For example, if the insured did not disclose that they had a smoking habit years ago, and quit, then died of injuries sustained in a car accident during the contestability period, the insurer can deny your claim. If the insured failed to disclose that they currently smoke, and was shot and killed in a hunting accident, the insurer can still deny your claim.

When the alleged misrepresentation is not “material” to the insured’s cause of death, we can often get your claim paid.

Claim Denied Due to Misrepresentation

If the insured died outside the contestability but the cause of death could be linked to undisclosed smoking, your life insurance claim will likely be denied due to misrepresentation. The reason insurers are permitted to deny such claims is that as a matter of public policy, people applying for life insurance should be dissuaded from lying about their health or lifestyle habits just to get a lower premium payment.
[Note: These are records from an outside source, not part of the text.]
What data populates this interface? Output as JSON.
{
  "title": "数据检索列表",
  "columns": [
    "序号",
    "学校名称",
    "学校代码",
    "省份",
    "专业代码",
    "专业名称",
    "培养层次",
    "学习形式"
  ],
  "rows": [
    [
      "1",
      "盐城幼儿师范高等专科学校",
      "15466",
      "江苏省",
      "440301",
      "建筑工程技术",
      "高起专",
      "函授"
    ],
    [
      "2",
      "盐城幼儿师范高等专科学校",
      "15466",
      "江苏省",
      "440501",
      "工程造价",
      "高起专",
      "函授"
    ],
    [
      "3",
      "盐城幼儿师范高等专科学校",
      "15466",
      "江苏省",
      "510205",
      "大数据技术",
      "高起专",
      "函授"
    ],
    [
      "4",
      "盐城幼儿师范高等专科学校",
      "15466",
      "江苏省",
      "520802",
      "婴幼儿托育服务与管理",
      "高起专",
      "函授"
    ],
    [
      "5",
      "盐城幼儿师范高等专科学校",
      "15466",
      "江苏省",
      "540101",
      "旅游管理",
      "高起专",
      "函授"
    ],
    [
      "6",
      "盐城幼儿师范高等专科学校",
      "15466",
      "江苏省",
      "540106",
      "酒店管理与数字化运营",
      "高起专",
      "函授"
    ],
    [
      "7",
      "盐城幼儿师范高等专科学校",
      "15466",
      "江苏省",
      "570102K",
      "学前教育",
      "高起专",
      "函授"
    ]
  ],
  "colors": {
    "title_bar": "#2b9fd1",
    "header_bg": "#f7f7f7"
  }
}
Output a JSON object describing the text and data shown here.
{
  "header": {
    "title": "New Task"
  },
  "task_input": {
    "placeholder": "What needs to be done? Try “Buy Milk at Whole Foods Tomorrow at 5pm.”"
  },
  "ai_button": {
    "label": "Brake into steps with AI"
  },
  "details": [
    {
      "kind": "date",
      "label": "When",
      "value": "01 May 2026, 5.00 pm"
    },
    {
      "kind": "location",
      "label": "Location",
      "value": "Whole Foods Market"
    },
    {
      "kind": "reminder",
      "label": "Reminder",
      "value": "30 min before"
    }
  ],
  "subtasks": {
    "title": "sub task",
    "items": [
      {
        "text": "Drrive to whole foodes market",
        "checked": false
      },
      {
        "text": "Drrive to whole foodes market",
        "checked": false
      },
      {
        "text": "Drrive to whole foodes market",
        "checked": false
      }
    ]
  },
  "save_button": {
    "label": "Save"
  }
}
We have gotten many such claims paid because we can show that the insured did not act with fraudulent intent in failing to disclose smoking. We have also gotten claims paid when the insured’s smoking habit had nothing to do with the cause of death.

Case Study – If No Intent to Deceive, No Misrepresentation

Where an insured died of natural causes but the insurer denied the claim because questions on the initial application were not answered correctly, we were able to get that claim paid because those answers did not show that the insured acted with the intent to deceive, and the answers were not material to the insured’s cause of death.

Claim Denied Due to Agent Mistake or Negligence

It is all too common for an insurance agent to complete an application and medical questionnaire on behalf of the insured, to make a mistake that the insured does not find or know about, and then for the insurer to deny beneficiaries’ claims due to alleged misrepresentation on the part of the insured.

Case Study – Settling for the Death Benefits Minus the Increase in Premiums the Insured Would Have Paid.

An agent made a mistake that recorded the applicant’s age as seven years younger than he was. We were able to get our beneficiary client paid the death benefits minus the amount the insured would have paid in premiums had his age been recorded correctly. This same theory might apply to get you paid when the insured smoked, but did not disclose it on the application. 

Case Study – Agent Negligence or Mistake.

An insured disclosed to his agent that he used to smoke but quit a few months prior. His agent responded that the question about smoking did not apply because the insured had recently quit. The agent also did not record related information about the applicant’s COPD and Hepatitis C. The insured signed the application verbally and did not have a chance to proofread the agent’s work.

Although the insured died from smoking-related complications, the agent knew about past smoking and present related conditions yet did not record them. We got our client beneficiary paid because the insurance agent’s knowledge is imputed to the insurance company.

Don’t Take No For An Answer! We Can Help Get You Paid When the Insured Smoked

The life insurance beneficiary lawyers at Boonswang Law have dealt with thousands of claim denials over the years, and smoking has figured prominently among the reasons for denying a claim. What might seem like a cut-and-dried case of lying on the part of the insured may be an innocent mistake, a mistake or negligence by the insurance agent, or have nothing to do with the cause of death. In any case, we will find out and help you fight back. 

Have questions about life insurance claims being denied due to vaping or occasional cigar smoking? We can help you with that too. Call us and find out how to appeal your life insurance claim denial.

Call Us Now
Email Us Now